Rabbit Fur Coat - Jenny Lewis & The Watson Twins [2006]

We - OK, I - kick off the list with an inclusion that probably surprises me more than you.

I liked Rabbit Fur Coat a lot on first listen, but couldn't see myself becoming completely enamoured with it. Good tunes, nice production, decent voice - I'll take it, I thought, but I won't take it with me to a desert island (in the unlikely event of being able to choose what I could take with me to a place I am forced to spent the rest of my life (take that, Radio 4)).

Yet I found myself going back to this album again and again. It is, quite simply, a very good album.

At its purest, Rabbit Fur Coat is a portrait of a youngish woman losing her faith in God but generally being pretty OK with it. It's an odd approach, but as miserably touching/touchingly miserable sulk Born Secular shows, it can work if pitched just the right side of cynicism. Lewis' heart isn't in the gospel refrain Run Devil Run; she's much more content sharing beers with her friends and praying once a week just because "it's a surefire bet [she's] gonna die" (lyrics from standout track The Charging Sky).

Clearly, a blues album this ain't, even if leading ballad Happy is the most misleading song title since Ironic. No, Lewis seems quite accepting of God's apparent absence, albeit in less of a live-fast-die-young way; more, "Well, since I'm going to die anyway I might as well listen to more Bob Dylan."

Indeed, the Minnesotan minstrel is a heavy influence on this album. Folk-tinged melodies, lyrics that steadfastly refuse to do something so boring as fit into metre or, y'know, make sense - Rabbit Fur Coat as a whole is more of a Dylan tribute than The Charging Sky's reference to his '80s beard or the cover of the Traveling Wilburys' Handle With Care (dutifully handled with care).

But that's perhaps doing Lewis a disservice. Her songs are intelligent and tender in equal measure, and there's an honest poetry in her lyrics:

Are you really that pure, sir?
Thought I saw you in Vegas
It was not pretty - but she was

It's throwaway lines like that, I think, that keep me coming back to this album. Good tunes, nice production, decent voice - plus genuine wit and wisdom.


Spotify link.


So there's the first, slightly overlong review - of #30, Jenny Lewis & The Watson Twins' Rabbit Fur Coat, released in 2006. And I managed all that without once mentioning Rilo Kiley, Lewis' acting or Ben Gibbard of Death Cab For Cutie and The Postal Service turning up in Handle With Care.

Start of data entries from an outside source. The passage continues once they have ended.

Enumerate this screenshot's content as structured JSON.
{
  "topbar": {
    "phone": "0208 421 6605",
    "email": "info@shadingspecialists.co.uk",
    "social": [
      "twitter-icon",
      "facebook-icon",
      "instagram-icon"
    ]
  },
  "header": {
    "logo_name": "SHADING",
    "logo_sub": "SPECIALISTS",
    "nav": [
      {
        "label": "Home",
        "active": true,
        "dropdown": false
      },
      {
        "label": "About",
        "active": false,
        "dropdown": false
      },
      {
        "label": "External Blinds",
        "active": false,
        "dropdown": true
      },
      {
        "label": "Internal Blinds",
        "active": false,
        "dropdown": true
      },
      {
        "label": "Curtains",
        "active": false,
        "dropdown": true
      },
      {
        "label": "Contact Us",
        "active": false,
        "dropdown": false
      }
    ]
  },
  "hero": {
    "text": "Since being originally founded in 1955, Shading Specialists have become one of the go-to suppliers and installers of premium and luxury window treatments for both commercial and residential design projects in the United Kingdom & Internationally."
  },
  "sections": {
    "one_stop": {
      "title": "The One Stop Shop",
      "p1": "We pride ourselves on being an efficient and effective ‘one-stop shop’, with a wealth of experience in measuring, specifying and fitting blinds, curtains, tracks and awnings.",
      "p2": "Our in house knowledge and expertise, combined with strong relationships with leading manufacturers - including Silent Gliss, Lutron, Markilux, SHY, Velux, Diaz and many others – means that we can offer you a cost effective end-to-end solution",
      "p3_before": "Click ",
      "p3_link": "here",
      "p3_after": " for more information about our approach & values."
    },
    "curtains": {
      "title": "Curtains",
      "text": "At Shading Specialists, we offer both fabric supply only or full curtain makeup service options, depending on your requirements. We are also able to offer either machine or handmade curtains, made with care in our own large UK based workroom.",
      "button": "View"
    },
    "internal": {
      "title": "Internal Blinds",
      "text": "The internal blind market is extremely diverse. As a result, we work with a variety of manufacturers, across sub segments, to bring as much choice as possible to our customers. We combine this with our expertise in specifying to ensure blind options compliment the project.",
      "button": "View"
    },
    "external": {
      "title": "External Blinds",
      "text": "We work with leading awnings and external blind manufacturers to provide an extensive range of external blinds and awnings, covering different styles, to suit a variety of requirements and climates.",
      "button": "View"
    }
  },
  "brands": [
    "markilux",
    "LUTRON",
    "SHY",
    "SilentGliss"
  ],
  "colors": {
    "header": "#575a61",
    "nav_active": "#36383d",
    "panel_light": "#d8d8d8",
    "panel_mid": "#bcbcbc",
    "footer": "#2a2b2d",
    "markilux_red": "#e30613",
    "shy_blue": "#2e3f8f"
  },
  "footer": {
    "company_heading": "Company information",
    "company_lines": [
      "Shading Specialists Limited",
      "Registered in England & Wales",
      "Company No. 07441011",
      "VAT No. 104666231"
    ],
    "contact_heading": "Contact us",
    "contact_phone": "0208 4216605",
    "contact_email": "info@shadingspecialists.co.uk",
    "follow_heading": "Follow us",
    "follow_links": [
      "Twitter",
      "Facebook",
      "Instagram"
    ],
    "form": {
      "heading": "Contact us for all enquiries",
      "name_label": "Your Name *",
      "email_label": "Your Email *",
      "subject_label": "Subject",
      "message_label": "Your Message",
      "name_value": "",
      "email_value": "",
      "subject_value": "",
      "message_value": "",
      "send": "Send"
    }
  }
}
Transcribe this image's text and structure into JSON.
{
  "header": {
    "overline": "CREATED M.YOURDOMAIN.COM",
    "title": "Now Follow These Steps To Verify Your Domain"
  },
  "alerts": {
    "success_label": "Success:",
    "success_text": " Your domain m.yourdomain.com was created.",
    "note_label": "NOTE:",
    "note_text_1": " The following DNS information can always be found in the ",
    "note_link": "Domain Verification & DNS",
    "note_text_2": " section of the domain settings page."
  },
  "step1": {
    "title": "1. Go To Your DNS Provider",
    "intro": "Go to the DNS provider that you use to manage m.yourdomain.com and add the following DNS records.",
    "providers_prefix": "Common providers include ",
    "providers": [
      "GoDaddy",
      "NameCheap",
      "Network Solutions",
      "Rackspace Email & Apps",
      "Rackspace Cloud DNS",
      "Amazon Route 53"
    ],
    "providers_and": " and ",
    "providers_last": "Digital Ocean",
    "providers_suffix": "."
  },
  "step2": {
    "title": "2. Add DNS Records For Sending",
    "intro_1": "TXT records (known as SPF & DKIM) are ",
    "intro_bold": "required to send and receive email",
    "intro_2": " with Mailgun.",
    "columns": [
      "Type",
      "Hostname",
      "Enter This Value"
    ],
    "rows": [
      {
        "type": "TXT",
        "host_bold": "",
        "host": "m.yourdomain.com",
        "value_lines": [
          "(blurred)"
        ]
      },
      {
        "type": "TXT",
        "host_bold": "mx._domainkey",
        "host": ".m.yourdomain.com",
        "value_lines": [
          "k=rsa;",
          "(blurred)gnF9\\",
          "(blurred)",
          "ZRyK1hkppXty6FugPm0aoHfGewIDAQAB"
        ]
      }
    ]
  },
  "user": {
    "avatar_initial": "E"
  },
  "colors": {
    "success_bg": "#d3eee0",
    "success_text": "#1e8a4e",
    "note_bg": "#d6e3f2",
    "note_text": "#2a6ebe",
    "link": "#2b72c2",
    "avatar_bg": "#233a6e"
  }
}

Ah shit.

Freedom, HAPPY, Life, Music, pretty, and more:

Albums Of The Decade: #30 + RUN